Entries taken from a collection
------------------------------------------------
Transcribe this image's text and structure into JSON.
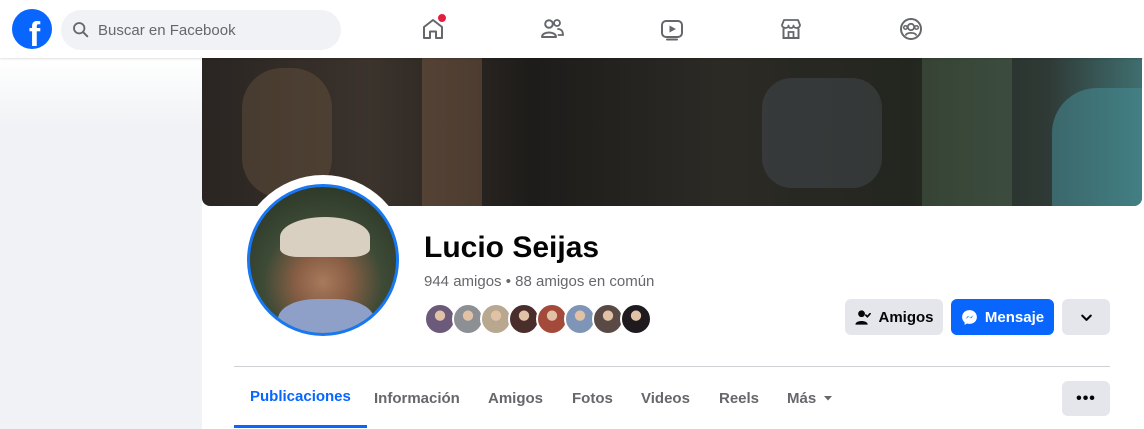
{
  "header": {
    "logo_glyph": "f",
    "search_placeholder": "Buscar en Facebook",
    "nav_icons": [
      "home-icon",
      "friends-icon",
      "video-icon",
      "marketplace-icon",
      "groups-icon"
    ],
    "home_has_notification": true
  },
  "profile": {
    "name": "Lucio Seijas",
    "friends_summary": "944 amigos • 88 amigos en común",
    "mutual_avatar_colors": [
      "#6b5a7a",
      "#8c8f93",
      "#b7a88f",
      "#4a2e2c",
      "#a34a3a",
      "#7f95b8",
      "#5a4a46",
      "#1e1a1e"
    ]
  },
  "actions": {
    "friends_label": "Amigos",
    "message_label": "Mensaje",
    "dropdown_icon": "chevron-down-icon"
  },
  "tabs": {
    "items": [
      "Publicaciones",
      "Información",
      "Amigos",
      "Fotos",
      "Videos",
      "Reels"
    ],
    "more_label": "Más",
    "active": "Publicaciones",
    "overflow_label": "•••"
  },
  "colors": {
    "brand": "#0866ff",
    "text": "#050505",
    "secondary_text": "#65676b",
    "button_gray": "#e4e6eb",
    "notification": "#e41e3f"
  }
}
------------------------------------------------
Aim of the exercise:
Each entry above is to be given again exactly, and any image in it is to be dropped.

Worked solution:
Transcribe this image's text and structure into JSON.
{
  "header": {
    "logo_glyph": "f",
    "search_placeholder": "Buscar en Facebook",
    "nav_icons": [
      "home-icon",
      "friends-icon",
      "video-icon",
      "marketplace-icon",
      "groups-icon"
    ],
    "home_has_notification": true
  },
  "profile": {
    "name": "Lucio Seijas",
    "friends_summary": "944 amigos • 88 amigos en común",
    "mutual_avatar_colors": [
      "#6b5a7a",
      "#8c8f93",
      "#b7a88f",
      "#4a2e2c",
      "#a34a3a",
      "#7f95b8",
      "#5a4a46",
      "#1e1a1e"
    ]
  },
  "actions": {
    "friends_label": "Amigos",
    "message_label": "Mensaje",
    "dropdown_icon": "chevron-down-icon"
  },
  "tabs": {
    "items": [
      "Publicaciones",
      "Información",
      "Amigos",
      "Fotos",
      "Videos",
      "Reels"
    ],
    "more_label": "Más",
    "active": "Publicaciones",
    "overflow_label": "•••"
  },
  "colors": {
    "brand": "#0866ff",
    "text": "#050505",
    "secondary_text": "#65676b",
    "button_gray": "#e4e6eb",
    "notification": "#e41e3f"
  }
}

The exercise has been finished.